Support for refugees experiencing war trauma
RPA psychiatrist spearheads support network for newly arrived refugees.
Dr Tanya Dus isn't getting much sleep.
A psychiatrist by day at RPA hospital, she spends her nights communicating with family in Ukraine, and scrolling through local news sites filled with reports of torture and rape.
"Sometimes, I have to stop reading because it makes me viscerally upset," Dr Dus said.
She was born in Australia, but has close family in Kyiv. Recently, she lost contact with them for weeks as they hid in a friend's cellar.

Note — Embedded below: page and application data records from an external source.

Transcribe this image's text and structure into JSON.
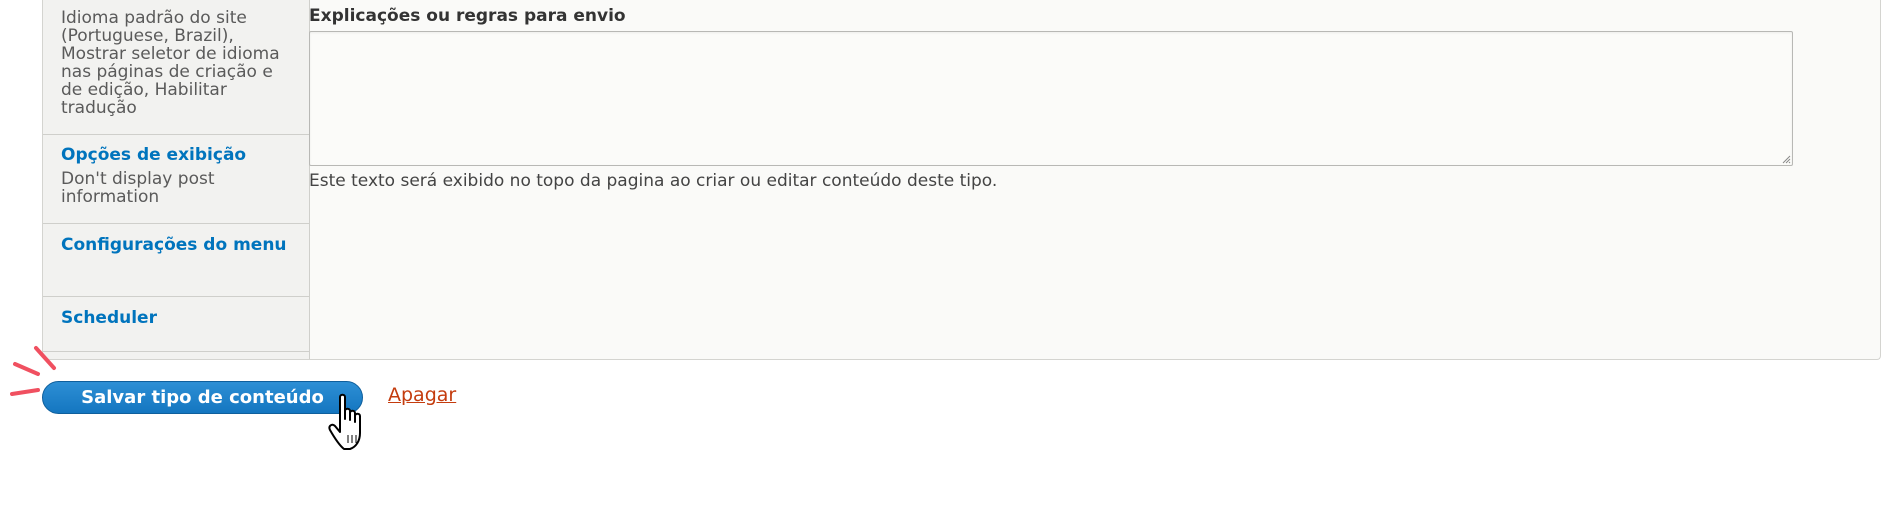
{
  "sidebar": {
    "items": [
      {
        "summary": "Idioma padrão do site (Portuguese, Brazil), Mostrar seletor de idioma nas páginas de criação e de edição, Habilitar tradução"
      },
      {
        "label": "Opções de exibição",
        "summary": "Don't display post information"
      },
      {
        "label": "Configurações do menu"
      },
      {
        "label": "Scheduler"
      }
    ]
  },
  "form": {
    "field_label": "Explicações ou regras para envio",
    "textarea_value": "",
    "description": "Este texto será exibido no topo da pagina ao criar ou editar conteúdo deste tipo."
  },
  "actions": {
    "save_label": "Salvar tipo de conteúdo",
    "delete_label": "Apagar"
  },
  "colors": {
    "link": "#0074bd",
    "button": "#1a7fc8",
    "delete": "#c43c0e"
  }
}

After returning home, their neighbouring village was hit by a missile.
In a bid to help, Dr Dus has teamed up with clinical colleagues to provide an informal support network for newly arrived refugees.
Many refugees are now being moved to humanitarian visas, giving them access to Medicare, but it is taking time, so her network includes general practitioners, psychologists, dentists and others who are donating their services.
At RPA, she has worked with Director of Psychiatry Dr Viktoria Sundakov to ensure Ukrainian and Russian patients are admitted under native speakers to make it easier for them talk about their experiences.
And, she has been providing staff with cultural training.
"Ukrainians are stoic people. They are unlikely to ask for help, and would not usually admit to having depression or anxiety. They are also deeply suspicious of government, due to past oppressive regimes," she said.
On Saturdays, she often attends a Ukrainian Hall in Lidcombe in western Sydney to talk to the community and help provide clothing, toiletries and other essentials, plus information on accessing services.
But the fallout from the war in Ukraine is also having a broader impact.
"It is triggering for so many people in our community who have experienced war in the past, such as those from Afghanistan or the Balkans. Even people who experienced great trauma in the Second World War yet never spoke of it are now talking. And those relocating here often have survivor guilt. They fear putting down roots because it is disloyal to family left behind."
When it is safe to do so, Dr Dus is keen to volunteer her services in Ukraine. For now, she is doing all she can to make life easier for new arrivals.
"It's challenging being a migrant because you have divided loyalties. I feel guilty having such a good life here, but it has been wonderful seeing Australians care so much. It has made me very proud to be Australian."